Current city law limits park attendance to 1,000 visitors at a time. Non-residents are allowed to enter Foothills Park via hiking trails at any time, but if they want to enter by car, they must be accompanied by a resident. In practice, however, the residency requirement is only enforced on weekends and holidays. Despite that de facto open door policy five days a week, Commissioner Ryan McCauley, a member of the commission’s Foothills Park ad hoc committee and the lead advocate for expanding non-resident access to the park, criticized the current law as a “very rough tool” for managing park use and preservation. He emphasized that access could be expanded in a variety or combination of ways.
The ad hoc committee presented three potential strategies for expanding park access:
- Update the municipal code to allow non-residents to drive into the park on non-holiday weekdays.
- Grant full access to students in the Palo Alto Unified School District who live outside city limits and students of the Ravenswood School District.
- Create a reservation system by which non-residents can purchase passes for weekend access.
Not surprisingly, public comment was split. Some favored expanded access as simply “the right thing to do” while others worried that more cars and people in the park would pose a threat to the serenity, flora and fauna, and maintenance level of the park. Commission Vice Chair Jeff Greenfield emphasized that any plan to expand access should minimize financial impacts on the city (including staff time), should be easy to understand, implement, and manage, and should readily facilitate monitoring of impacts.
It was unclear whether there was majority support on the commission for the underlying intention of expanding non-resident access. But if the city was to go that direction, commissioners generally seemed to favor strategies focused on underserved populations, students, and people who volunteer their services in Palo Alto.

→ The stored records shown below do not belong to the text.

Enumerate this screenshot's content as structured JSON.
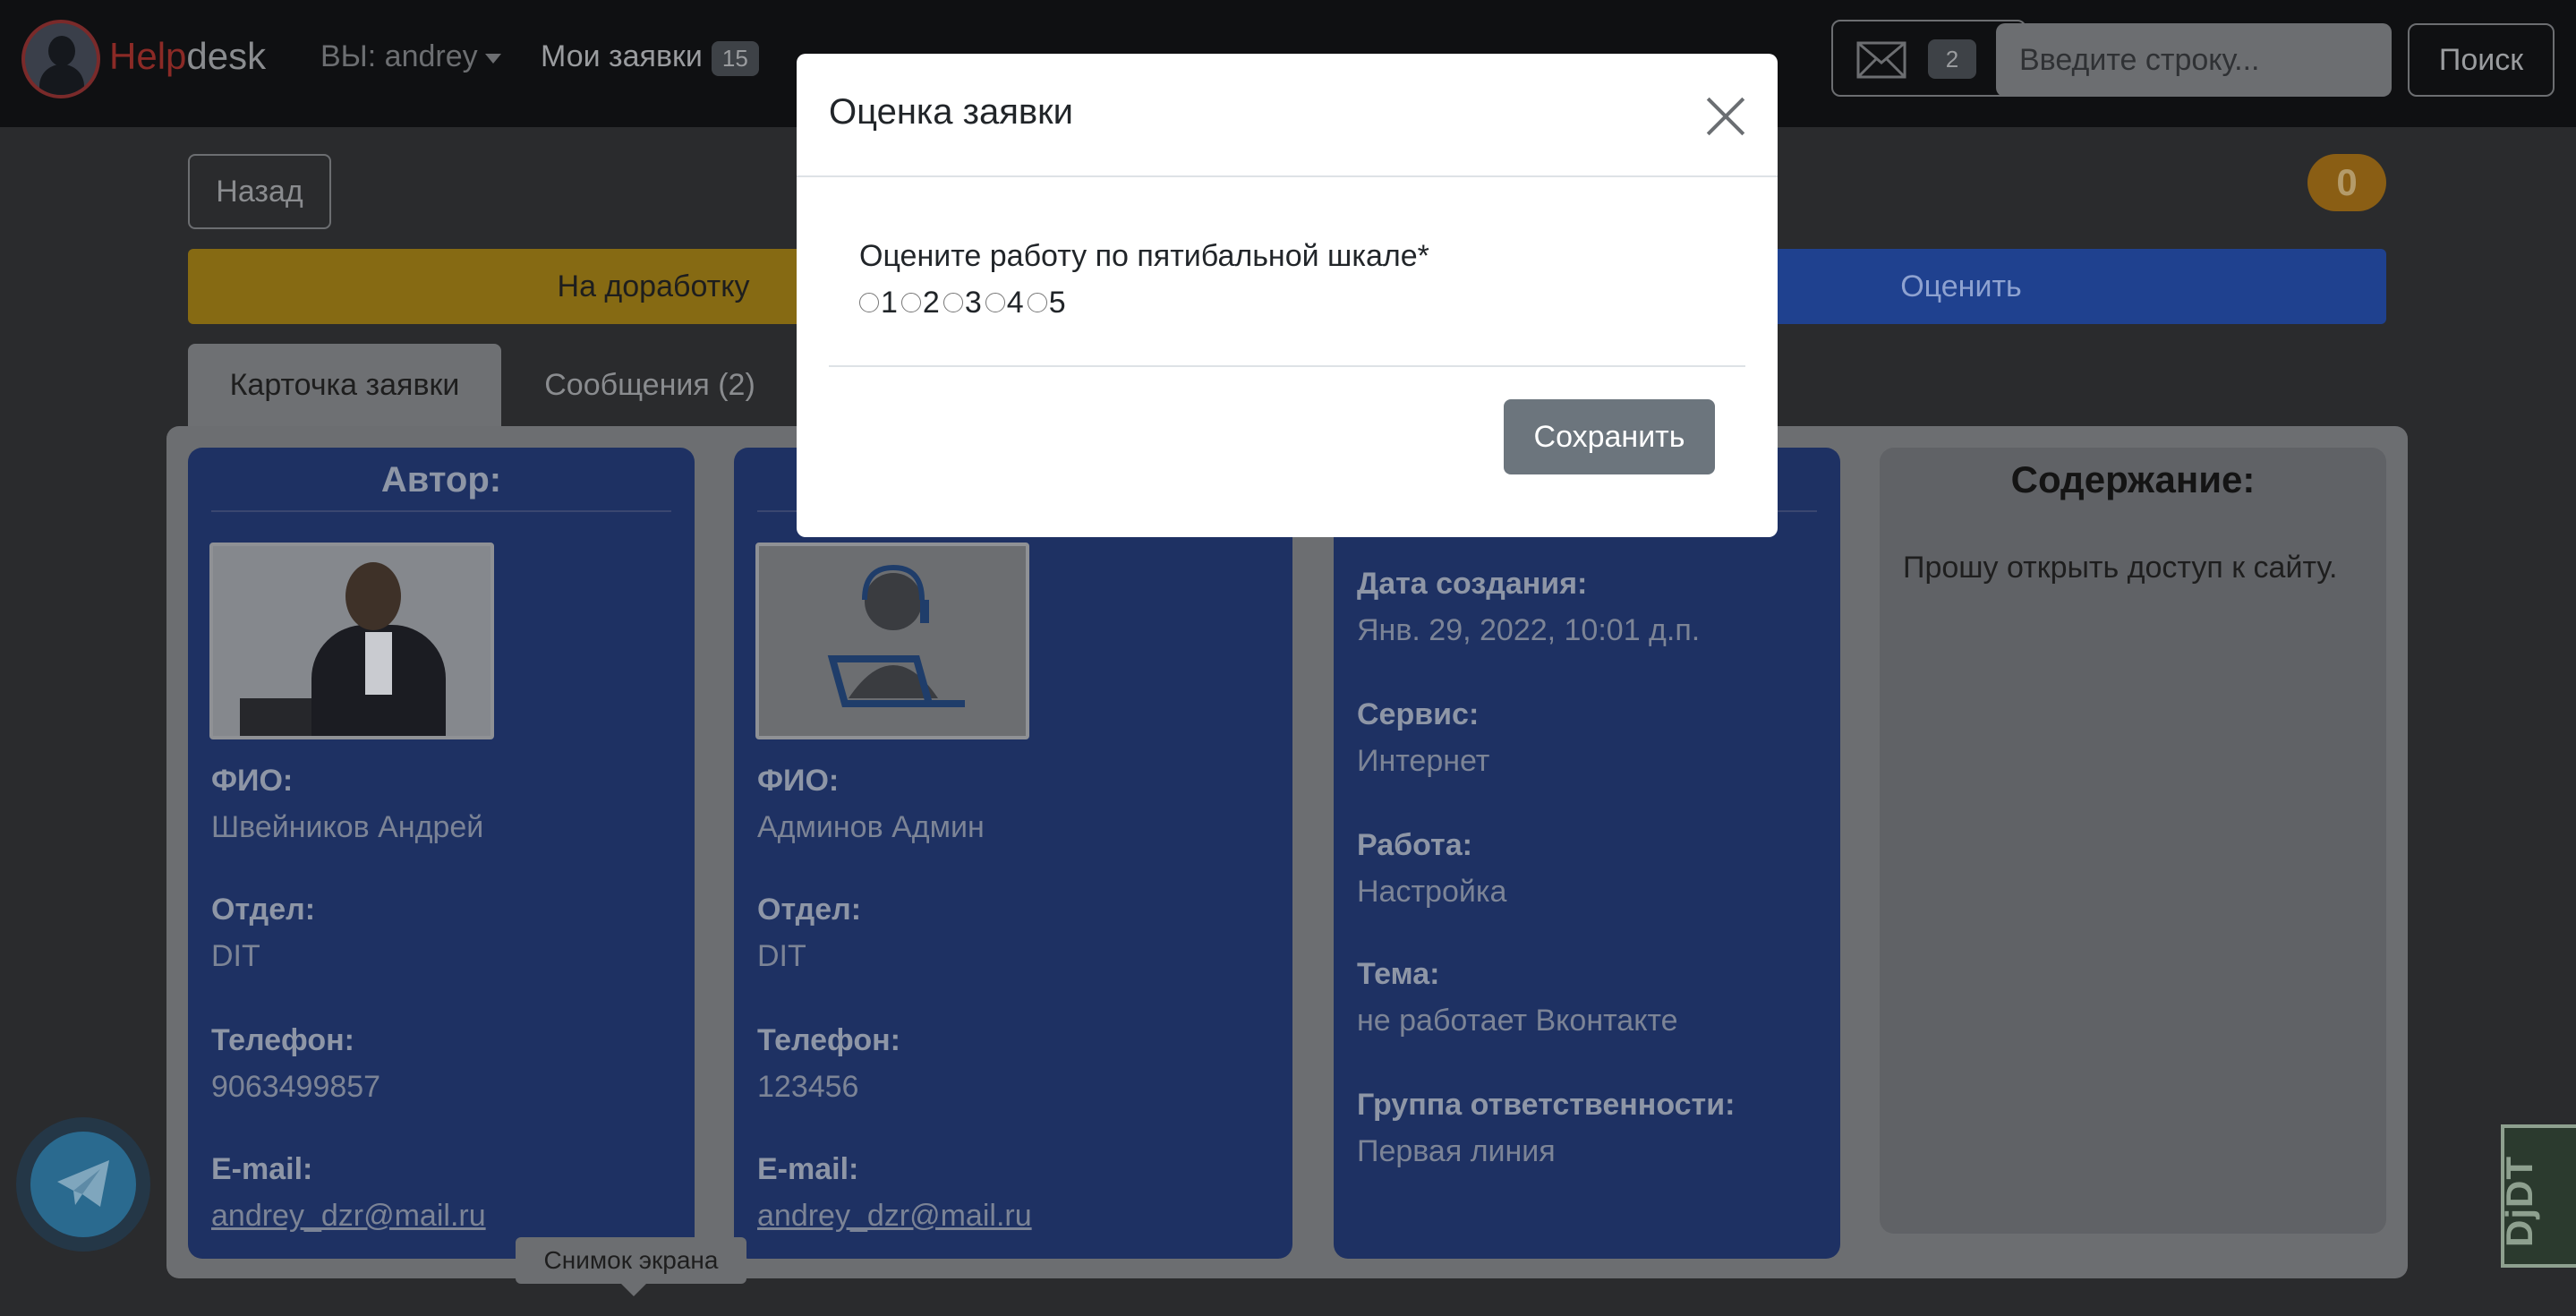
{
  "navbar": {
    "brand_help": "Help",
    "brand_desk": "desk",
    "user_label": "ВЫ: andrey",
    "my_requests": "Мои заявки",
    "my_requests_count": "15",
    "mail_count": "2",
    "search_placeholder": "Введите строку...",
    "search_button": "Поиск"
  },
  "page": {
    "back_button": "Назад",
    "counter": "0",
    "rework_button": "На доработку",
    "rate_button": "Оценить",
    "tabs": [
      {
        "label": "Карточка заявки"
      },
      {
        "label": "Сообщения (2)"
      }
    ]
  },
  "author": {
    "title": "Автор:",
    "fio_label": "ФИО:",
    "fio": "Швейников Андрей",
    "dept_label": "Отдел:",
    "dept": "DIT",
    "phone_label": "Телефон:",
    "phone": "9063499857",
    "email_label": "E-mail:",
    "email": "andrey_dzr@mail.ru"
  },
  "executor": {
    "fio_label": "ФИО:",
    "fio": "Админов Админ",
    "dept_label": "Отдел:",
    "dept": "DIT",
    "phone_label": "Телефон:",
    "phone": "123456",
    "email_label": "E-mail:",
    "email": "andrey_dzr@mail.ru"
  },
  "details": {
    "created_label": "Дата создания:",
    "created": "Янв. 29, 2022, 10:01 д.п.",
    "service_label": "Сервис:",
    "service": "Интернет",
    "work_label": "Работа:",
    "work": "Настройка",
    "topic_label": "Тема:",
    "topic": "не работает Вконтакте",
    "group_label": "Группа ответственности:",
    "group": "Первая линия"
  },
  "content": {
    "title": "Содержание:",
    "text": "Прошу открыть доступ к сайту."
  },
  "tooltip": "Снимок экрана",
  "djdt": "DjDT",
  "modal": {
    "title": "Оценка заявки",
    "question": "Оцените работу по пятибальной шкале*",
    "options": [
      "1",
      "2",
      "3",
      "4",
      "5"
    ],
    "save_button": "Сохранить"
  },
  "colors": {
    "modal_bg": "#ffffff",
    "card_blue": "#1e3163",
    "rework_yellow": "#866a13",
    "rate_blue": "#1f418f",
    "save_gray": "#6c757d"
  }
}
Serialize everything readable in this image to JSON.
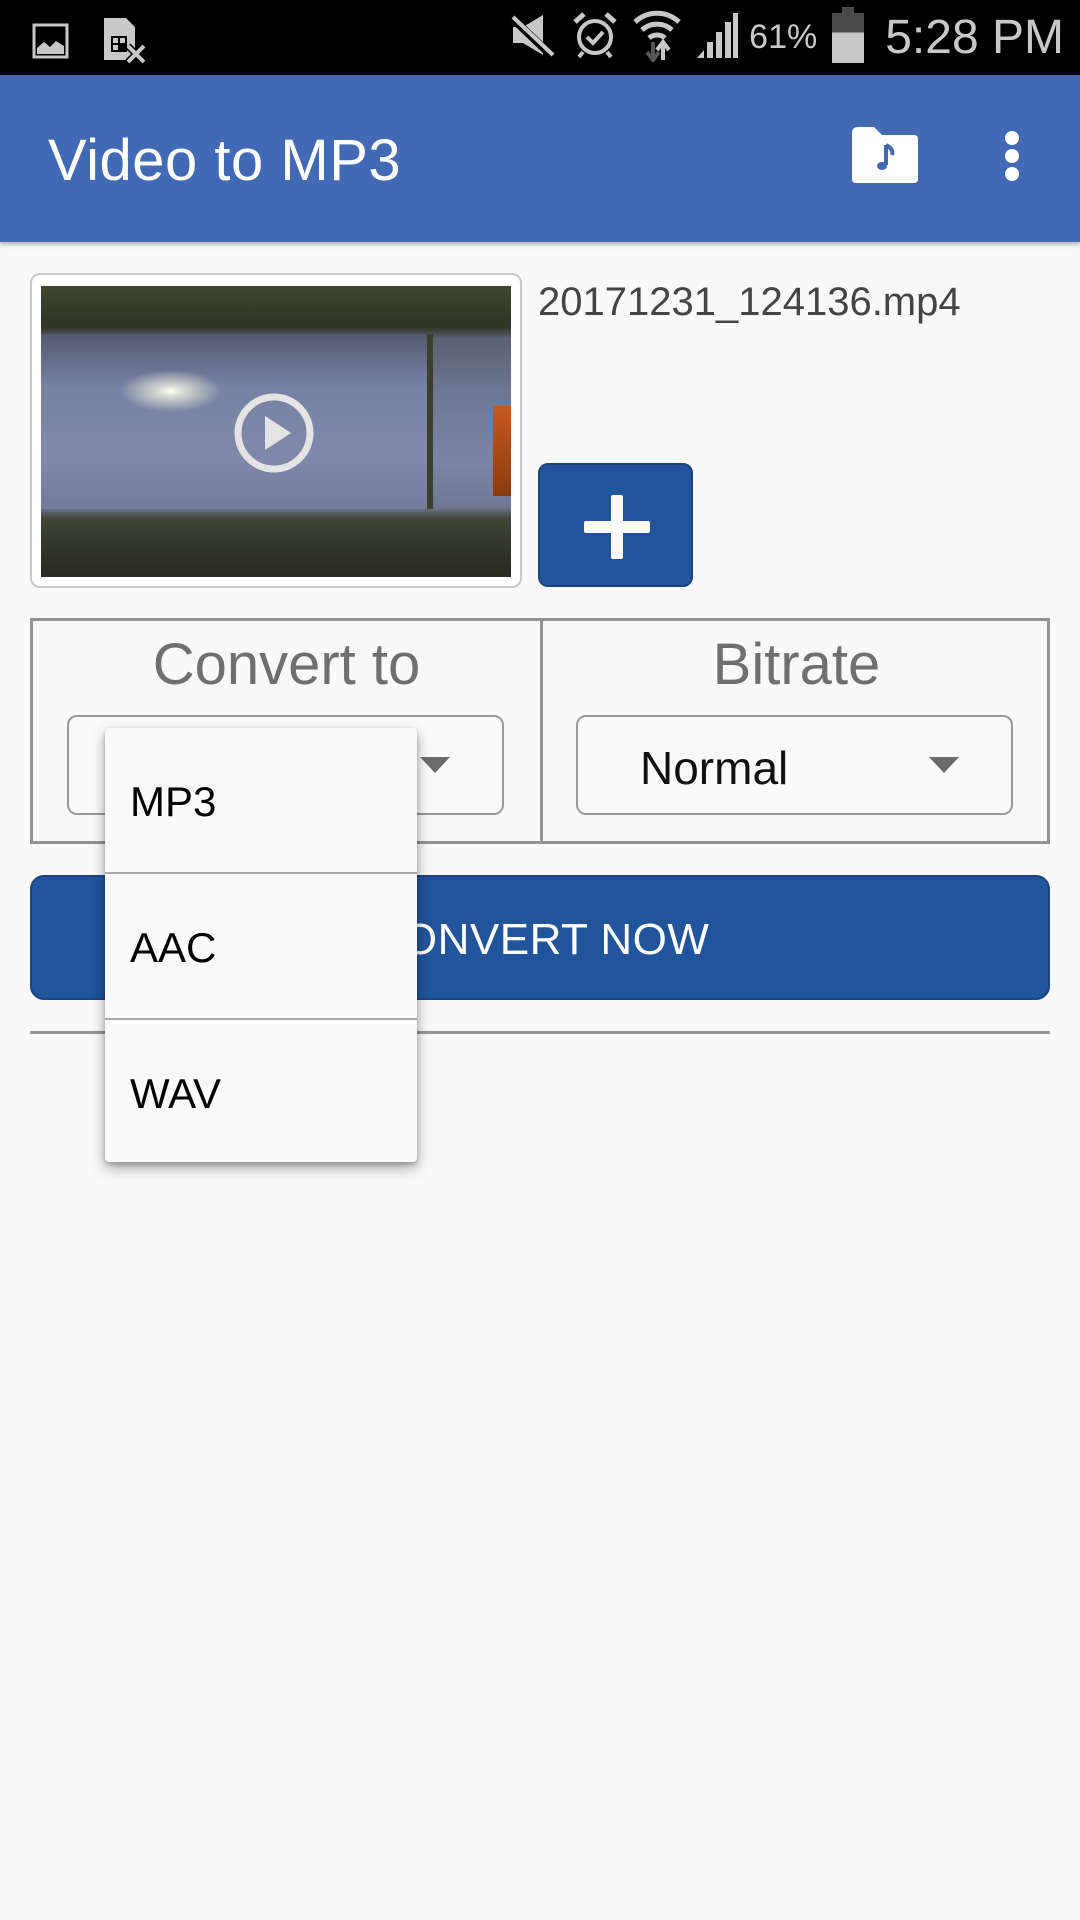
{
  "status_bar": {
    "left_icons": [
      "gallery-icon",
      "sim-card-missing-icon"
    ],
    "right_icons": [
      "mute-icon",
      "alarm-icon",
      "wifi-data-icon",
      "signal-icon",
      "battery-icon"
    ],
    "battery_percent": "61%",
    "battery_level": 0.61,
    "time": "5:28 PM"
  },
  "app_bar": {
    "title": "Video to MP3",
    "actions": [
      "music-folder-icon",
      "overflow-menu-icon"
    ]
  },
  "video": {
    "file_name": "20171231_124136.mp4",
    "thumbnail_overlay": "play-icon",
    "add_button_icon": "plus-icon"
  },
  "options": {
    "convert_to": {
      "label": "Convert to",
      "selected": "",
      "options": [
        "MP3",
        "AAC",
        "WAV"
      ],
      "open": true
    },
    "bitrate": {
      "label": "Bitrate",
      "selected": "Normal"
    }
  },
  "convert_button": {
    "label": "CONVERT NOW"
  },
  "colors": {
    "app_bar": "#4169b4",
    "primary_button": "#22549b",
    "background": "#f9f9f9"
  }
}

Commissioner David Moss wanted the commission to take note that Palo Alto is growing and that the 1,000-visitors-at-a-time limit could eventually lead to Palo Altans being turned away even if the residency requirement were retained.
Unlike expanding users in Foothills Park, expanding opportunities for residents to exercise their dogs off-leash is a priority policy in the 2017 Parks Master Plan. Attentive to that policy, the ad hoc committee on dog parks recommended that the commission support using Capital Improvement Project (CIP) funding available in FY2020 and FY2022 to expand the dog parks at Greer Park and Mitchell Park. Dog owners frequently criticize the adequacy of both dog parks and each offers potential for larger exercise areas.
In addition to moving forward on dog park investments, the ad hoc committee sought commission feedback on the desirability of a pilot program that would allow dogs off-leash in designated unfenced areas of parks for a limited number of hours a day. Eleanor Pardee Park and Heritage Park were mentioned as possible candidates for such a pilot, but the ad hoc committee is still considering appropriate options. Commissioner Keith Reckdahl strongly supported fenced dog parks, but not unfenced off-leash hours, while other commissioners thought they could get behind a plan for unfenced hours as long as it was a pilot project.